#### [EXERCISE]
Which of the lines below contain the string "Суммарные"? Copy each one.

Records from a dataset

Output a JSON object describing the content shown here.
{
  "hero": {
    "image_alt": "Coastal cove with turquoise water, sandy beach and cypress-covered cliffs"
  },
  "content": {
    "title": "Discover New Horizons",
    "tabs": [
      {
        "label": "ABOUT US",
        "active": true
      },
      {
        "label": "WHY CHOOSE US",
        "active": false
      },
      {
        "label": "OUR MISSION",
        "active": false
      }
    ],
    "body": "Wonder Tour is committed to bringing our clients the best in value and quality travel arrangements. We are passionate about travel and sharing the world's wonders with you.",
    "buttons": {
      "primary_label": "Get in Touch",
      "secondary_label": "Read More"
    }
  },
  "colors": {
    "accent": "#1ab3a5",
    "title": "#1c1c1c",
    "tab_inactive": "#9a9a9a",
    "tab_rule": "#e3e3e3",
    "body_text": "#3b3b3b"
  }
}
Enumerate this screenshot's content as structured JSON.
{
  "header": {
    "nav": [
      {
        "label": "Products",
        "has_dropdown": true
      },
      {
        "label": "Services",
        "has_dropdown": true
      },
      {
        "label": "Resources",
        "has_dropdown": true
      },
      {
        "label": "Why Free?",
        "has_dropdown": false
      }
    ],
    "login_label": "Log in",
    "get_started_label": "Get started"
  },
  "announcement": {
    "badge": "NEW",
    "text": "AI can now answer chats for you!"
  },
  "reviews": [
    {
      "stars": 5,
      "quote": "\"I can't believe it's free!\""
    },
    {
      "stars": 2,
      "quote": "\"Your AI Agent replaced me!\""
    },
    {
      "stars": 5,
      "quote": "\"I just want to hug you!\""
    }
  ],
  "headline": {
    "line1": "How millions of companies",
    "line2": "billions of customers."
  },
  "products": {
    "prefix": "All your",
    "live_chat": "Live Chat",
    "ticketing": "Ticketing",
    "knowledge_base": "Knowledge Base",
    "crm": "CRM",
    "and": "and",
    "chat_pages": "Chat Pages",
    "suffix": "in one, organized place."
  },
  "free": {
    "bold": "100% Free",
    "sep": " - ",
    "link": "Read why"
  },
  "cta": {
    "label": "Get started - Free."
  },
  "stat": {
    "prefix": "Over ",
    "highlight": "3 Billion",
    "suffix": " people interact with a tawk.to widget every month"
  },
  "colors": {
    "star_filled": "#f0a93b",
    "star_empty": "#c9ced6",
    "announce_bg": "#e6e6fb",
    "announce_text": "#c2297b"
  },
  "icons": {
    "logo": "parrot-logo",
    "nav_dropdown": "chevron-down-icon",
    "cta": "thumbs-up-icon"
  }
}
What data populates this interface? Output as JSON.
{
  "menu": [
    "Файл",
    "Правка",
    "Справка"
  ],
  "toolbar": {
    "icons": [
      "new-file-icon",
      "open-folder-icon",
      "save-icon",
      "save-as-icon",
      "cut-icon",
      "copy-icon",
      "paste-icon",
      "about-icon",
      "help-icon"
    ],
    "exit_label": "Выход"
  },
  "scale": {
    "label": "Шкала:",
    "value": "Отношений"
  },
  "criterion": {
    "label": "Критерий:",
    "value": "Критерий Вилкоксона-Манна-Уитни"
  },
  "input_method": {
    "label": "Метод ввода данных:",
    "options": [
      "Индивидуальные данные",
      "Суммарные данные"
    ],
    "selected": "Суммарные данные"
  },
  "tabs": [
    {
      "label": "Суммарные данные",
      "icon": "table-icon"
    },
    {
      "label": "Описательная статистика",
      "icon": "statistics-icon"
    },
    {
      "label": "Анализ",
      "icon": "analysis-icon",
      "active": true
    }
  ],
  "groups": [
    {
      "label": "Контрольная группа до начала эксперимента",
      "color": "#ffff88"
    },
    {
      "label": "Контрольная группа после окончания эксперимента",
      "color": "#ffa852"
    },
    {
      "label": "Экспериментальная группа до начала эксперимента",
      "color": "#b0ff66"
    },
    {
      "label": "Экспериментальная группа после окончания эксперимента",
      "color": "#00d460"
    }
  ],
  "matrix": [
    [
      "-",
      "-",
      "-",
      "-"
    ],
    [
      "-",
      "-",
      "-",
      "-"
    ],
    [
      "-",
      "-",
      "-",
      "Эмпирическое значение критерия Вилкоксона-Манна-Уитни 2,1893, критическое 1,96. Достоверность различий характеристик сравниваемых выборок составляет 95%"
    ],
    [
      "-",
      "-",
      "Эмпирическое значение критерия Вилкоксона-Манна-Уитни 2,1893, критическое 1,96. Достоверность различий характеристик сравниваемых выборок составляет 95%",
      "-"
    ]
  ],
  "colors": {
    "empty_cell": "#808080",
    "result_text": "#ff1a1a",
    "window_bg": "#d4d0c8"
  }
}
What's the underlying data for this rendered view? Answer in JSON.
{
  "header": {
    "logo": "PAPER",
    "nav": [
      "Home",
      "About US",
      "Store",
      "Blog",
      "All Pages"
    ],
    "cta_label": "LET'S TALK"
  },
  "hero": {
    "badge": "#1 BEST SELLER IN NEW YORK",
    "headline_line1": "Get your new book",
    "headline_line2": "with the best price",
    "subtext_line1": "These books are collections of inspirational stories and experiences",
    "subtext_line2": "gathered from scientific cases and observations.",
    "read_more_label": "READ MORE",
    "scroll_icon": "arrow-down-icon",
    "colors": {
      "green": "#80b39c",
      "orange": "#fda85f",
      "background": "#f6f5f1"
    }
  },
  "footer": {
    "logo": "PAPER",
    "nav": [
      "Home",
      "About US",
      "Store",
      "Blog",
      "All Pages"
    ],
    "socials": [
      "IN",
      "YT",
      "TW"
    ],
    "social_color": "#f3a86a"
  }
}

#### [ANSWER]
      "Суммарные данные"
    "selected": "Суммарные данные"
      "label": "Суммарные данные",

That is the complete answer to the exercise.